What you should do: Pull every line containing the word "cras" from the records.

- - - - -

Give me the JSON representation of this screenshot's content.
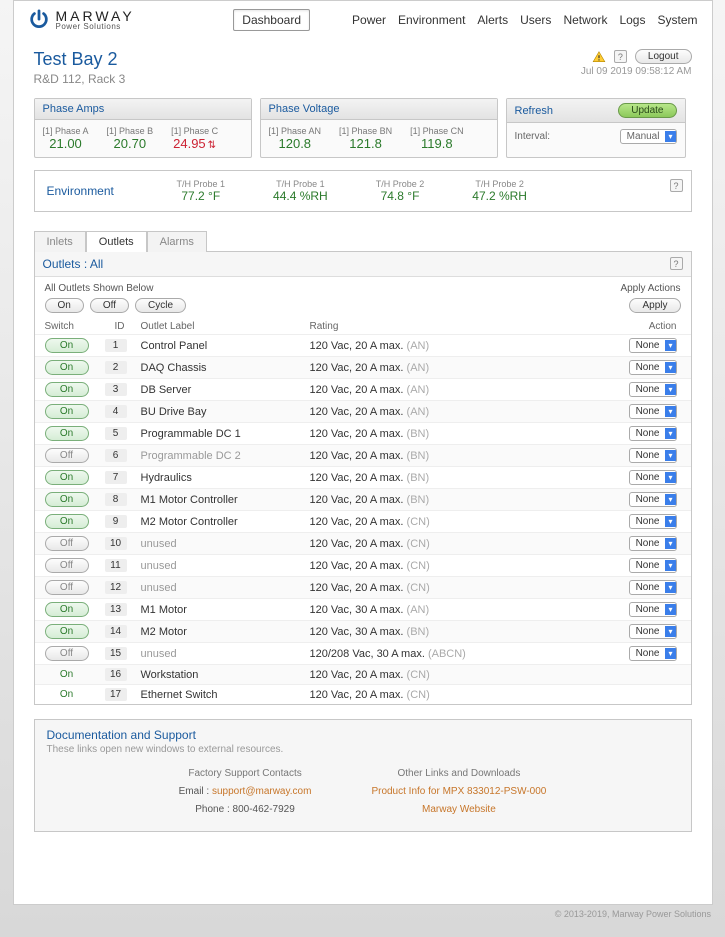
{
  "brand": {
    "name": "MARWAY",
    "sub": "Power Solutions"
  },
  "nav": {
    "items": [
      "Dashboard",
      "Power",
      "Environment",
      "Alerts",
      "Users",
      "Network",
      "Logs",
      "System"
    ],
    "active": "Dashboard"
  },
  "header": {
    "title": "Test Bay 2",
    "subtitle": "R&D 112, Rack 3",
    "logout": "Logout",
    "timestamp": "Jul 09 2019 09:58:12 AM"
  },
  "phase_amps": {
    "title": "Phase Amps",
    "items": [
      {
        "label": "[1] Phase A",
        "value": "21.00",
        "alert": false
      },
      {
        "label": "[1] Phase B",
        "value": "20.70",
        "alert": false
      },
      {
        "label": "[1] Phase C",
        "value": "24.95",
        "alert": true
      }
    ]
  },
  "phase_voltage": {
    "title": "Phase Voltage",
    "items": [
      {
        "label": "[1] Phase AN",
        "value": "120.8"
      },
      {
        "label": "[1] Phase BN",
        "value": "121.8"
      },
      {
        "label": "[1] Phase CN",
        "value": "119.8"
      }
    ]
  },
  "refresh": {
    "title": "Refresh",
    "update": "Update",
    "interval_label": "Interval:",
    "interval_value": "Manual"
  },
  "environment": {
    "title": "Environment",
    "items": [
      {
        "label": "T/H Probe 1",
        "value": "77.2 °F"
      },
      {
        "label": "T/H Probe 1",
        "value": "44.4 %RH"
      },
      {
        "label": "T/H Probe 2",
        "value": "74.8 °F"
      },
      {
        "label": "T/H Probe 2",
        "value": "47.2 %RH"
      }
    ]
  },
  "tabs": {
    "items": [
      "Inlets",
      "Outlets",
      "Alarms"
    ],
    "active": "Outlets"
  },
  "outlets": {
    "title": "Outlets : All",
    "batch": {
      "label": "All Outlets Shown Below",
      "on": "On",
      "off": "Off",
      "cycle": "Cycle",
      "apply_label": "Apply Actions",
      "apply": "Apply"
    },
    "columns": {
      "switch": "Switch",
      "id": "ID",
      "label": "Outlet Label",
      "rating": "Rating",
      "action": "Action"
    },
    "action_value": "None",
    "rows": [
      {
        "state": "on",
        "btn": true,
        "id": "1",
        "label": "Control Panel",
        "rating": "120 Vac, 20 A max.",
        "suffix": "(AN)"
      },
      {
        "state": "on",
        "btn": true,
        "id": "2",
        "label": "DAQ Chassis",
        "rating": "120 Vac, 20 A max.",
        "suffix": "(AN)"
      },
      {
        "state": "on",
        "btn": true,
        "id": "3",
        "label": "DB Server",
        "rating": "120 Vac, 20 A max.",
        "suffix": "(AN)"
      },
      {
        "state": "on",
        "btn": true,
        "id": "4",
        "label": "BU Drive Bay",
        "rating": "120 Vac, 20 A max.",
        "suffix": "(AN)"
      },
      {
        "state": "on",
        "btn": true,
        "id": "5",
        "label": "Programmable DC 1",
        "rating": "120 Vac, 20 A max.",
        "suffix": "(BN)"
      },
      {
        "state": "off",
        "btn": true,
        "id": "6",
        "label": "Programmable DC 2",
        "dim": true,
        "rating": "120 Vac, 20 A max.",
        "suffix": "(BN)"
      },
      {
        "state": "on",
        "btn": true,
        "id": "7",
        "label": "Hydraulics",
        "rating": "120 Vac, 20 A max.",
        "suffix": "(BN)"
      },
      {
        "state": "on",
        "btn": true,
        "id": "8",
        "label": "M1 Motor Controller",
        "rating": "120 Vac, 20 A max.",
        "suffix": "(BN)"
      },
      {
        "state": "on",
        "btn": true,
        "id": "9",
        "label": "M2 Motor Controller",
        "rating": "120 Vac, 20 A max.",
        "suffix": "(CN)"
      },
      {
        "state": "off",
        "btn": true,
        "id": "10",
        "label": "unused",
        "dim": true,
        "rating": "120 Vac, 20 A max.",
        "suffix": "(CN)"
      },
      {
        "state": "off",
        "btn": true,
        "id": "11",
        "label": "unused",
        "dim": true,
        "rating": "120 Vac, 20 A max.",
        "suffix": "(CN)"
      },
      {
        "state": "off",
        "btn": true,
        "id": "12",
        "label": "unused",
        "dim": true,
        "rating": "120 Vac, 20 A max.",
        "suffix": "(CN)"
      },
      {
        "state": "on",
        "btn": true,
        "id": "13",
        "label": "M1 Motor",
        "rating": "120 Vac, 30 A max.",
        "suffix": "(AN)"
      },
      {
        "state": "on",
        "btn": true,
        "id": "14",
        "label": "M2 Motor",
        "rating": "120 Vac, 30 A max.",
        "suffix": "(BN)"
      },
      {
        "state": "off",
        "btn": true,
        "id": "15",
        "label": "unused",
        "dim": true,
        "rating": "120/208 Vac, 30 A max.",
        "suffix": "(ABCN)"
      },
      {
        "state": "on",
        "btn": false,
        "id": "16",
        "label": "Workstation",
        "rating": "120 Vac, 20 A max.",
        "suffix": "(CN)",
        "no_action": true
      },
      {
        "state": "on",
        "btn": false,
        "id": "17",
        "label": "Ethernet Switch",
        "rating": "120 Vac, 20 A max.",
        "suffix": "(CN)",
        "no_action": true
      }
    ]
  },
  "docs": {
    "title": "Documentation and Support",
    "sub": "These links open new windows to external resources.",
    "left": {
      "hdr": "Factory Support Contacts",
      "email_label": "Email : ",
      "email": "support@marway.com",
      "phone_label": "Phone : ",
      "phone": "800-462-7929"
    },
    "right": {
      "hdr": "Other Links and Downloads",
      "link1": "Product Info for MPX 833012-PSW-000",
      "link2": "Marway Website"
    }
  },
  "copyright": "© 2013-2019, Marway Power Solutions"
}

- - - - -

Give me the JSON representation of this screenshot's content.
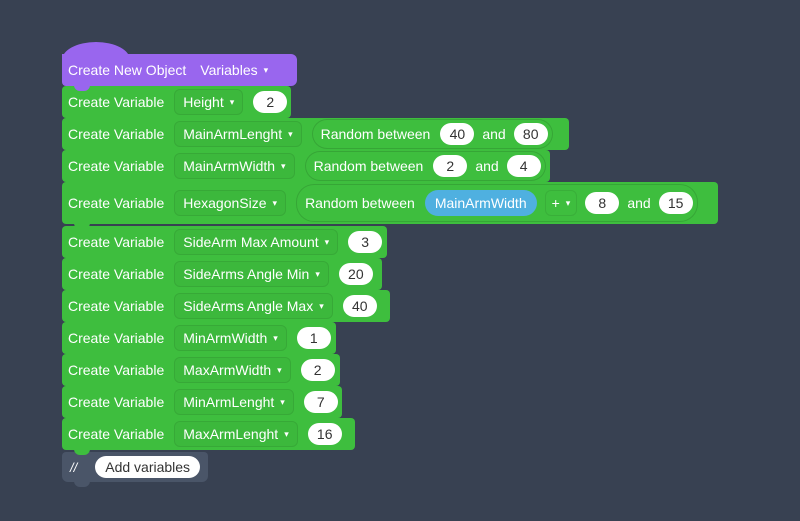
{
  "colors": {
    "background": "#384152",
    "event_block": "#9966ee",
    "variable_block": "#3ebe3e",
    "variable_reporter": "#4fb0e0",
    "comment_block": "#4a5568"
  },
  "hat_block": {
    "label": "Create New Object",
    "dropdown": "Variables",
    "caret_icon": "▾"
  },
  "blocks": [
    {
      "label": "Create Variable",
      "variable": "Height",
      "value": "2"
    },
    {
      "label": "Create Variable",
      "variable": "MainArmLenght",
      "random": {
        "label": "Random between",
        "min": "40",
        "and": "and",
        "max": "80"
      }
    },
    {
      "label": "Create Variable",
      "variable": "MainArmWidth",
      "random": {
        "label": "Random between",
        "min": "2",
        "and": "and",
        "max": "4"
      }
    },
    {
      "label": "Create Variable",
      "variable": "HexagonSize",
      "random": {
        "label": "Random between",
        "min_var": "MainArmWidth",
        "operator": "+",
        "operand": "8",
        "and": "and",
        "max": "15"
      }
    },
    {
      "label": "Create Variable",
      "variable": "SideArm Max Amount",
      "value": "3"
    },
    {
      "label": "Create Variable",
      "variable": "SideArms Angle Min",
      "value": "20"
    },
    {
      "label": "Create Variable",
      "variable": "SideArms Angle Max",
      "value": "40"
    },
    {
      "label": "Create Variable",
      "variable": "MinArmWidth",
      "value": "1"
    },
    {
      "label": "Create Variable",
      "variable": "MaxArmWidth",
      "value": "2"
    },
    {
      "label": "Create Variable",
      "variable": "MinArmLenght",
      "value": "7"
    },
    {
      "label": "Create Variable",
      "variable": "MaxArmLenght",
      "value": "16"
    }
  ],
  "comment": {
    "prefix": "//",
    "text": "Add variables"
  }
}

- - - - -

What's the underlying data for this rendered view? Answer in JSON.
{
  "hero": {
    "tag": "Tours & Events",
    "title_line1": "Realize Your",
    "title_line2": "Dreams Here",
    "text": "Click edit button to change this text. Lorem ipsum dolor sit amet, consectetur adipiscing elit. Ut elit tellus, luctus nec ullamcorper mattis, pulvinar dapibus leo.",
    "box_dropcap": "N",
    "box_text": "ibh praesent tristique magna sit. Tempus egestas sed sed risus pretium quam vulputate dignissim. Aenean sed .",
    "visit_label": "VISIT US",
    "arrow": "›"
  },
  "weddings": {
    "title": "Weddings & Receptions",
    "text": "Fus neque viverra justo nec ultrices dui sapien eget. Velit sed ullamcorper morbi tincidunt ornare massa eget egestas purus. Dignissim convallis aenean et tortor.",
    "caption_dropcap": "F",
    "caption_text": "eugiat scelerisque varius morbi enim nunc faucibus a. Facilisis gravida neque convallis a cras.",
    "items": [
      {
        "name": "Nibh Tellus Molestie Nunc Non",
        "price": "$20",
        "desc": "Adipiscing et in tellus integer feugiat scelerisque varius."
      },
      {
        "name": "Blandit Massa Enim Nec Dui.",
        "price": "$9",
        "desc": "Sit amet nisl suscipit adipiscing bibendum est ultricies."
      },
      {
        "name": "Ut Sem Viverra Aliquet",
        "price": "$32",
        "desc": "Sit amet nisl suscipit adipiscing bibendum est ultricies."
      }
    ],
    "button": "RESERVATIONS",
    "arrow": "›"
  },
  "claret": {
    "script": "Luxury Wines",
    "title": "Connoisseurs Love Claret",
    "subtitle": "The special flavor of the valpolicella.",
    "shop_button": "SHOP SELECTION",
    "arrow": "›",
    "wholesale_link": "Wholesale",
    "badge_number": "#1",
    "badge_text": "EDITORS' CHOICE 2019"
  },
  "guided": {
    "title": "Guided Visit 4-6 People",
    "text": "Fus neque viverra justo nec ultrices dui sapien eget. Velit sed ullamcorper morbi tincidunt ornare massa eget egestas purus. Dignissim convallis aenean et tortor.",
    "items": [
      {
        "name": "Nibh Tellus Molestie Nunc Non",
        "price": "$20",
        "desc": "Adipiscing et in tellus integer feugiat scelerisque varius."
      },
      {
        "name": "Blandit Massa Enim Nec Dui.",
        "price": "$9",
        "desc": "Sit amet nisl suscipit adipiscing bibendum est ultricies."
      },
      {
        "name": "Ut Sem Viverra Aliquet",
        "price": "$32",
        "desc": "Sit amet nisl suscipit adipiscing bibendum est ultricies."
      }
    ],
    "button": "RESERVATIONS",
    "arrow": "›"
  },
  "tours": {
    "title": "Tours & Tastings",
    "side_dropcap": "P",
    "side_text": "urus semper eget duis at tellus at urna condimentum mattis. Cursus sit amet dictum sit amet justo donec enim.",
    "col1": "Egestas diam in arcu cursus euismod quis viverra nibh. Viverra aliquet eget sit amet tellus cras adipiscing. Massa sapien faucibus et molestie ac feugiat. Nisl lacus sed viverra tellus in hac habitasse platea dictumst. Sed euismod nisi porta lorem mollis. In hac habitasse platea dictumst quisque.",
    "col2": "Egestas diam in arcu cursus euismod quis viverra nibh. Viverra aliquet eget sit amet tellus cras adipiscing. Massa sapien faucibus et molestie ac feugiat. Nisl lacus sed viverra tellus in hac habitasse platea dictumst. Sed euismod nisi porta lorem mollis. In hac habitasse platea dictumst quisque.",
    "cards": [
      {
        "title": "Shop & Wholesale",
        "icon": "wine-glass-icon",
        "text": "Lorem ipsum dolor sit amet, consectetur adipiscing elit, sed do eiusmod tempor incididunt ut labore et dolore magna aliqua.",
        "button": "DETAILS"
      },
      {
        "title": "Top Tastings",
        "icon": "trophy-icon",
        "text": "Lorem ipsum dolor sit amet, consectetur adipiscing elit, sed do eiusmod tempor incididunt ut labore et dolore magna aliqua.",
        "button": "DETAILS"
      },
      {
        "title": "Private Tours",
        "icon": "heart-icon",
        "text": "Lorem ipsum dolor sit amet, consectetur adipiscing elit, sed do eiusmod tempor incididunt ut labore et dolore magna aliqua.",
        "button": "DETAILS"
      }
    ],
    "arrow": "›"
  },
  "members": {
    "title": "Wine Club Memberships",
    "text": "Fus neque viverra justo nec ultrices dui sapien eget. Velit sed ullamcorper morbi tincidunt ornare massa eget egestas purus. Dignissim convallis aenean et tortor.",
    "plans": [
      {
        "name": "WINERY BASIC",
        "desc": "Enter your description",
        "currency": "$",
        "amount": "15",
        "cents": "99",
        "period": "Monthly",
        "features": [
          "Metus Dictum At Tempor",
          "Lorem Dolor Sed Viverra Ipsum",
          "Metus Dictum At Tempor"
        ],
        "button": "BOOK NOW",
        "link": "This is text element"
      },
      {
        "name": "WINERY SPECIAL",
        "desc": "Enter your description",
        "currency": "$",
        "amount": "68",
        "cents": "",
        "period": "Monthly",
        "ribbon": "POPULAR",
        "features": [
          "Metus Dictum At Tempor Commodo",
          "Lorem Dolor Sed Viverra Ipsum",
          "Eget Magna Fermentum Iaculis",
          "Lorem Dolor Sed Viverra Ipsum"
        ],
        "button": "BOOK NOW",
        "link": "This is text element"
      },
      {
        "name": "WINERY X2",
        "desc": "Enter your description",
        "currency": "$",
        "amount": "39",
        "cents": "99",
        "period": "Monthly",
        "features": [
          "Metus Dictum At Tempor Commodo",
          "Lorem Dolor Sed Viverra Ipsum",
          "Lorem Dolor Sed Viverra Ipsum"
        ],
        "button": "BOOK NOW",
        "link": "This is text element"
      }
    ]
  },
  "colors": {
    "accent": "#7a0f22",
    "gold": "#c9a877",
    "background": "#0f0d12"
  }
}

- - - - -

Reply:
    "caption_text": "eugiat scelerisque varius morbi enim nunc faucibus a. Facilisis gravida neque convallis a cras.",
    "col1": "Egestas diam in arcu cursus euismod quis viverra nibh. Viverra aliquet eget sit amet tellus cras adipiscing. Massa sapien faucibus et molestie ac feugiat. Nisl lacus sed viverra tellus in hac habitasse platea dictumst. Sed euismod nisi porta lorem mollis. In hac habitasse platea dictumst quisque.",
    "col2": "Egestas diam in arcu cursus euismod quis viverra nibh. Viverra aliquet eget sit amet tellus cras adipiscing. Massa sapien faucibus et molestie ac feugiat. Nisl lacus sed viverra tellus in hac habitasse platea dictumst. Sed euismod nisi porta lorem mollis. In hac habitasse platea dictumst quisque.",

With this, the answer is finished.